“What follows now is as important. Will the campaigns be peaceful? Will the political players show restraint? That remains to be seen. But today, this is a moment for celebration,” he said.

Odinga took unsuccessful court action after 2013 elections that he said were rigged. He also disputed the 2007 election result, which led to ethnic battles across the country that left about 1,500 people dead and have haunted the country since.

Many Kenyan voters cast their ballots along ethnic lines, supporting those who they believe will help their own group. Kenyatta’s Cabinet and top civil service positions have been filled mainly with members of his Kikuyu group and the Kalenjin group of his deputy president, William Ruto.

Members of Odinga’s Luo group and other ethnic groups feel excluded from power. Those resentments have lingered since Kenyan independence in 1964, when Kenyatta’s father, Jomo Kenyatta, became the nation’s first president.

U.S. Ambassador Robert Godec issued a joint statement with envoys and officials of Europe, Canada and Australia describing the court decision as “an important moment for Kenya.”

“The Court’s independent review has demonstrated Kenya’s resilient democracy and commitment to the rule of law. Kenya’s electoral institutions now must begin preparing for a new presidential poll later this year and we urge everyone to work to make it free, fair, credible, and peaceful,” the statement said.

Odinga argued in his court petition that there were anomalies in the count affecting more than 5 million votes. His argument hinged on two sets of electoral forms on which votes were tallied. Some forms lacked serial numbers or watermarks or were not signed by election agents or lacked the electoral commission stamp.

Electoral commission Chairman Wafula Chebukati called on prosecutors to urgently pursue any election officials who breached the election law. He promised there would be some staff dismissals.

“To protect the sovereign will of the Kenyan people, the commission intends to make internal changes to our personnel and processes as we prepare for the fresh presidential elections in 60 days,” he said.

In neighboring Uganda, Kizza Besigye, a presidential candidate who was put under house arrest last year after he disputed February election results giving victory to President Yoweri Museveni, said it was a momentous decision for Africa.

robyn.dixon@latimes.com

Twitter: @RobynDixon_LAT

Times staff writer Dixon reported from Johannesburg, South Africa, and special correspondent Kyama from Nairobi.

ALSO

Kenya's president wins another term; protests break out in opposition areas

Kenya's opposition calls for a boycott to protest the deaths of 24 people in post-election clashes

Horrifying images on social media fuel tension after Kenya's disputed election, but not all are real


UPDATES:

10:25 a.m.: This article was updated with reaction from residents in Nairobi.

8:35 a.m.: This article was updated with comments by the electoral commission chairman and others.

3:50 a.m.: Updated with background, quote from Odinga.

This article was originally published at 2:45 a.m.

An earlier version of this article stated that Ahmednasir Abdullahi is a backer of Kenyan President Uhuru Kenyatta.
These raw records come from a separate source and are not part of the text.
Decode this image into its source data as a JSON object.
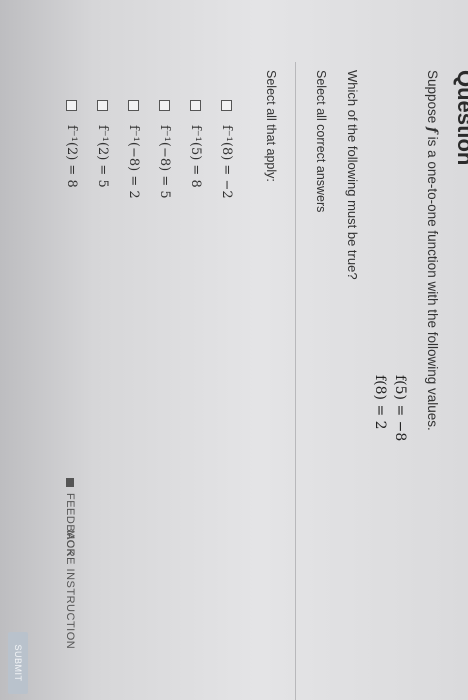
{
  "question": {
    "title": "Question",
    "intro_before": "Suppose ",
    "intro_f": "f",
    "intro_after": " is a one-to-one function with the following values.",
    "values": [
      "f(5) = −8",
      "f(8) = 2"
    ],
    "prompt": "Which of the following must be true?",
    "hint": "Select all correct answers",
    "instruction": "Select all that apply:",
    "options": [
      "f⁻¹(8) = −2",
      "f⁻¹(5) = 8",
      "f⁻¹(−8) = 5",
      "f⁻¹(−8) = 2",
      "f⁻¹(2) = 5",
      "f⁻¹(2) = 8"
    ]
  },
  "footer": {
    "feedback": "FEEDBACK",
    "more_instruction": "MORE INSTRUCTION",
    "submit": "SUBMIT"
  }
}
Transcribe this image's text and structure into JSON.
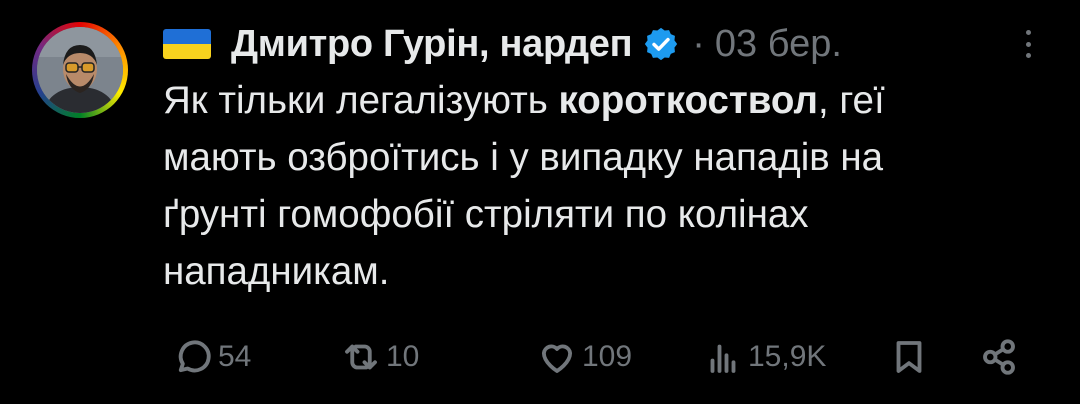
{
  "tweet": {
    "author_name": "Дмитро Гурін, нардеп",
    "separator": "·",
    "date": "03 бер.",
    "text_lines": [
      {
        "before": "Як тільки легалізують ",
        "bold": "короткоствол",
        "after": ", геї"
      },
      {
        "before": "мають озброїтись і у випадку нападів на",
        "bold": "",
        "after": ""
      },
      {
        "before": "ґрунті гомофобії стріляти по колінах",
        "bold": "",
        "after": ""
      },
      {
        "before": "нападникам.",
        "bold": "",
        "after": ""
      }
    ]
  },
  "actions": {
    "replies": "54",
    "reposts": "10",
    "likes": "109",
    "views": "15,9K"
  },
  "icons": {
    "flag": "ukraine-flag-icon",
    "verified": "verified-badge-icon",
    "more": "more-vertical-icon",
    "reply": "reply-icon",
    "repost": "repost-icon",
    "like": "heart-icon",
    "views": "views-chart-icon",
    "bookmark": "bookmark-icon",
    "share": "share-icon"
  },
  "colors": {
    "background": "#000000",
    "text": "#e7e9ea",
    "muted": "#71767b",
    "verified": "#1d9bf0",
    "flag_blue": "#1f6fd6",
    "flag_yellow": "#f7d21e"
  }
}
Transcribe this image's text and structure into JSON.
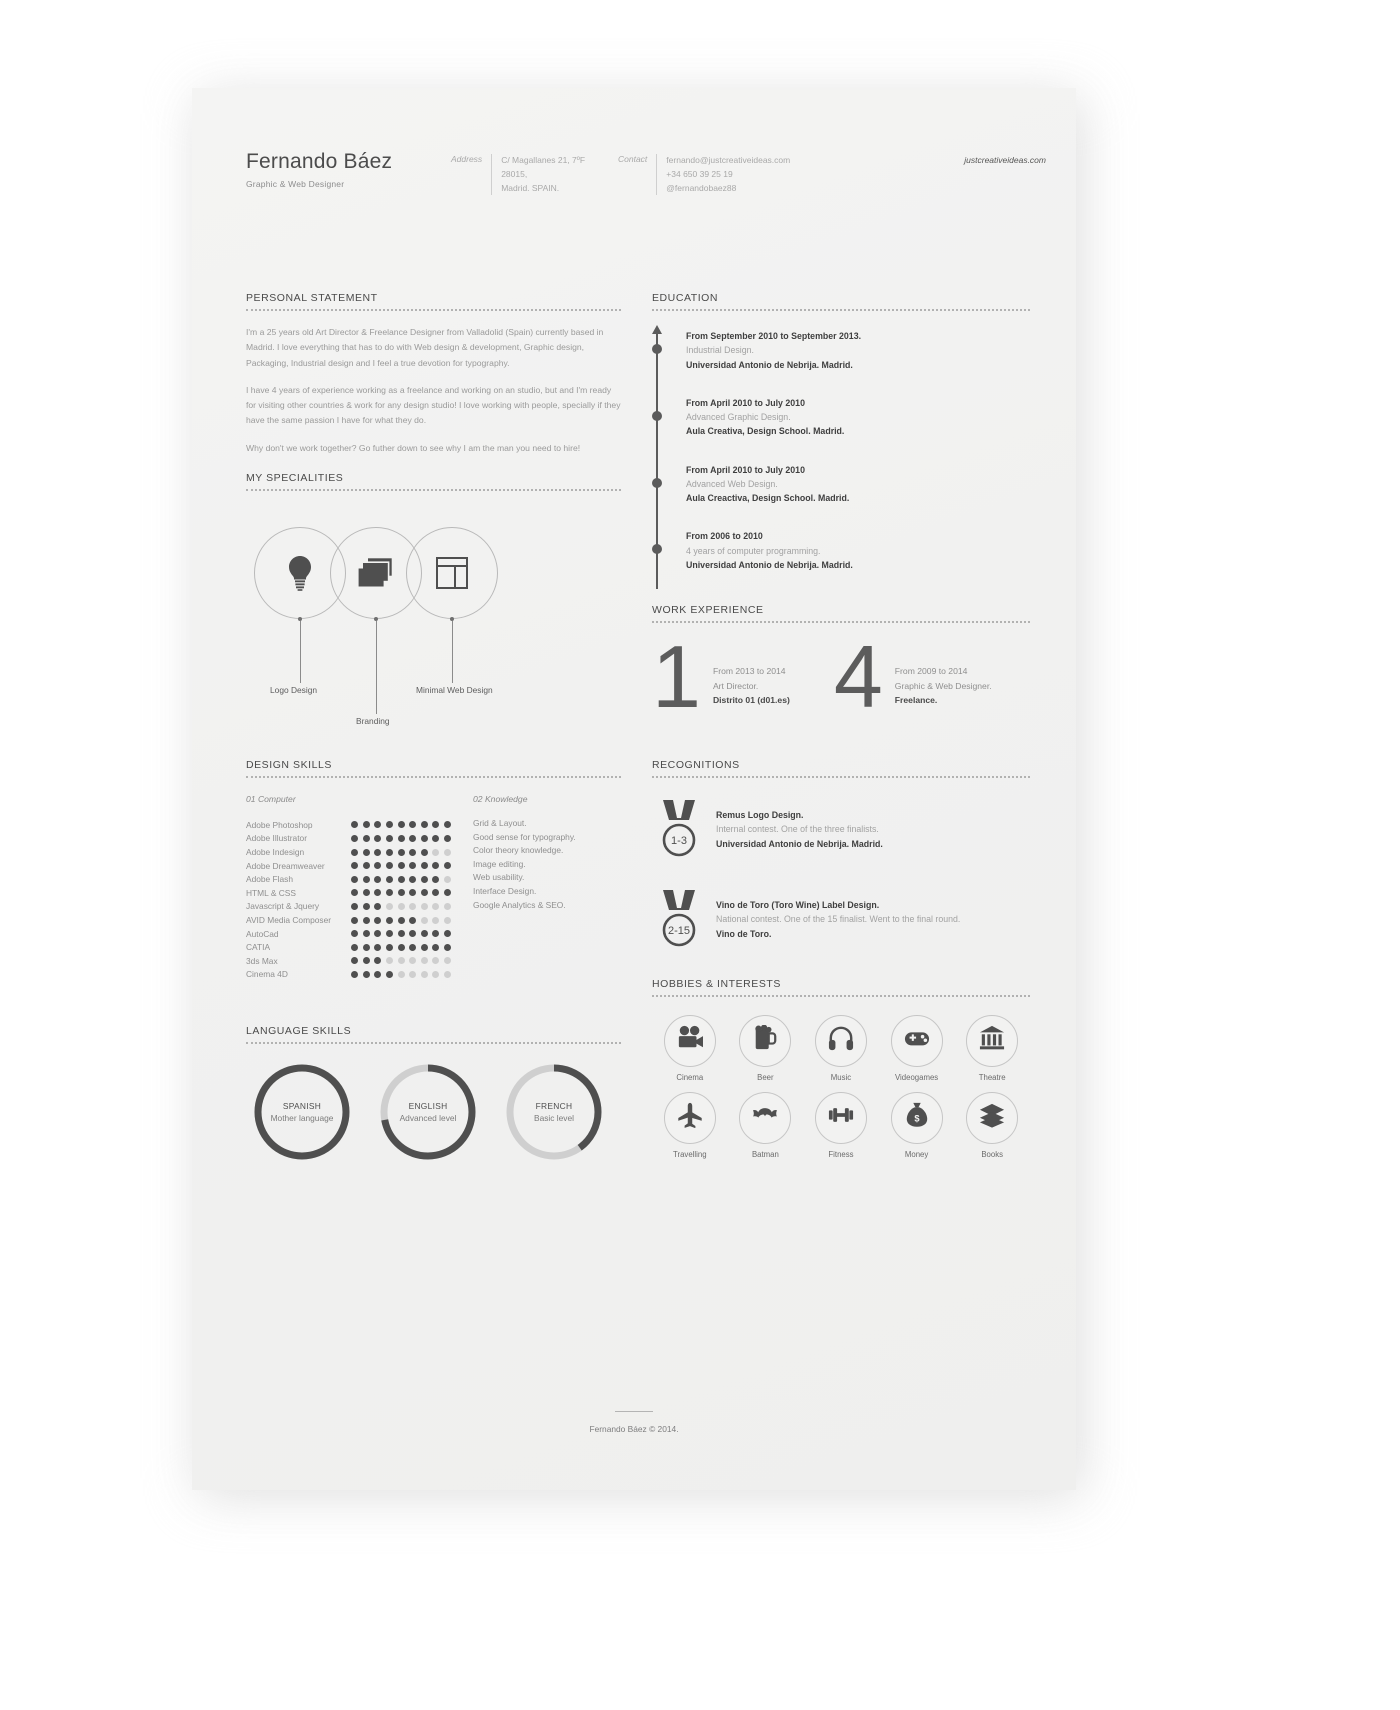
{
  "header": {
    "name": "Fernando Báez",
    "role": "Graphic & Web Designer",
    "address_label": "Address",
    "address_lines": [
      "C/ Magallanes 21, 7ºF",
      "28015,",
      "Madrid. SPAIN."
    ],
    "contact_label": "Contact",
    "contact_lines": [
      "fernando@justcreativeideas.com",
      "+34 650 39 25 19",
      "@fernandobaez88"
    ],
    "website": "justcreativeideas.com"
  },
  "personal_statement": {
    "title": "PERSONAL STATEMENT",
    "paragraphs": [
      "I'm a 25 years old Art Director & Freelance Designer from Valladolid (Spain) currently based in Madrid. I love everything that has to do with Web design & development, Graphic design, Packaging, Industrial design and I feel a true devotion for typography.",
      "I have 4 years of experience working as a freelance and working on an studio, but and I'm ready for visiting other countries & work for any design studio! I love working with people, specially if they have the same passion I have for what they do.",
      "Why don't we work together? Go futher down to see why I am the man you need to hire!"
    ]
  },
  "specialities": {
    "title": "MY SPECIALITIES",
    "items": [
      {
        "label": "Logo Design",
        "icon": "lightbulb-icon"
      },
      {
        "label": "Branding",
        "icon": "layers-icon"
      },
      {
        "label": "Minimal Web Design",
        "icon": "layout-icon"
      }
    ]
  },
  "design_skills": {
    "title": "DESIGN SKILLS",
    "computer_header": "01 Computer",
    "knowledge_header": "02 Knowledge",
    "max_dots": 9,
    "computer": [
      {
        "name": "Adobe Photoshop",
        "level": 9
      },
      {
        "name": "Adobe Illustrator",
        "level": 9
      },
      {
        "name": "Adobe Indesign",
        "level": 7
      },
      {
        "name": "Adobe Dreamweaver",
        "level": 9
      },
      {
        "name": "Adobe Flash",
        "level": 8
      },
      {
        "name": "HTML & CSS",
        "level": 9
      },
      {
        "name": "Javascript & Jquery",
        "level": 3
      },
      {
        "name": "AVID Media Composer",
        "level": 6
      },
      {
        "name": "AutoCad",
        "level": 9
      },
      {
        "name": "CATIA",
        "level": 9
      },
      {
        "name": "3ds Max",
        "level": 3
      },
      {
        "name": "Cinema 4D",
        "level": 4
      }
    ],
    "knowledge": [
      "Grid & Layout.",
      "Good sense for typography.",
      "Color theory knowledge.",
      "Image editing.",
      "Web usability.",
      "Interface Design.",
      "Google Analytics & SEO."
    ]
  },
  "language_skills": {
    "title": "LANGUAGE SKILLS",
    "items": [
      {
        "name": "SPANISH",
        "level_label": "Mother language",
        "percent": 100
      },
      {
        "name": "ENGLISH",
        "level_label": "Advanced level",
        "percent": 72
      },
      {
        "name": "FRENCH",
        "level_label": "Basic level",
        "percent": 40
      }
    ]
  },
  "education": {
    "title": "EDUCATION",
    "items": [
      {
        "period": "From September 2010 to September 2013.",
        "subject": "Industrial Design.",
        "school": "Universidad Antonio de Nebrija. Madrid."
      },
      {
        "period": "From April 2010 to July 2010",
        "subject": "Advanced Graphic Design.",
        "school": "Aula Creativa, Design School. Madrid."
      },
      {
        "period": "From April 2010 to July 2010",
        "subject": "Advanced Web Design.",
        "school": "Aula Creactiva, Design School. Madrid."
      },
      {
        "period": "From 2006 to 2010",
        "subject": "4 years of computer programming.",
        "school": "Universidad Antonio de Nebrija. Madrid."
      }
    ]
  },
  "work_experience": {
    "title": "WORK EXPERIENCE",
    "items": [
      {
        "number": "1",
        "period": "From 2013 to 2014",
        "role": "Art Director.",
        "company": "Distrito 01 (d01.es)"
      },
      {
        "number": "4",
        "period": "From 2009 to 2014",
        "role": "Graphic & Web Designer.",
        "company": "Freelance."
      }
    ]
  },
  "recognitions": {
    "title": "RECOGNITIONS",
    "items": [
      {
        "badge": "1-3",
        "title": "Remus Logo Design.",
        "detail": "Internal contest. One of the three finalists.",
        "org": "Universidad Antonio de Nebrija. Madrid."
      },
      {
        "badge": "2-15",
        "title": "Vino de Toro (Toro Wine) Label Design.",
        "detail": "National contest. One of the 15 finalist. Went to the final round.",
        "org": "Vino de Toro."
      }
    ]
  },
  "hobbies": {
    "title": "HOBBIES & INTERESTS",
    "items": [
      {
        "label": "Cinema",
        "icon": "film-camera-icon"
      },
      {
        "label": "Beer",
        "icon": "beer-mug-icon"
      },
      {
        "label": "Music",
        "icon": "headphones-icon"
      },
      {
        "label": "Videogames",
        "icon": "gamepad-icon"
      },
      {
        "label": "Theatre",
        "icon": "theatre-building-icon"
      },
      {
        "label": "Travelling",
        "icon": "airplane-icon"
      },
      {
        "label": "Batman",
        "icon": "batman-icon"
      },
      {
        "label": "Fitness",
        "icon": "dumbbell-icon"
      },
      {
        "label": "Money",
        "icon": "money-bag-icon"
      },
      {
        "label": "Books",
        "icon": "books-icon"
      }
    ]
  },
  "footer": {
    "text": "Fernando Báez © 2014."
  },
  "colors": {
    "ink": "#4a4a4a",
    "muted": "#9a9a9a",
    "paper": "#f2f2f1",
    "dot_on": "#4f4f4f",
    "dot_off": "#cfcfcf"
  }
}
He is a lawyer for Kenyatta.
Copyright © 2017, Los Angeles Times
EDITION: California | U.S. & World
59°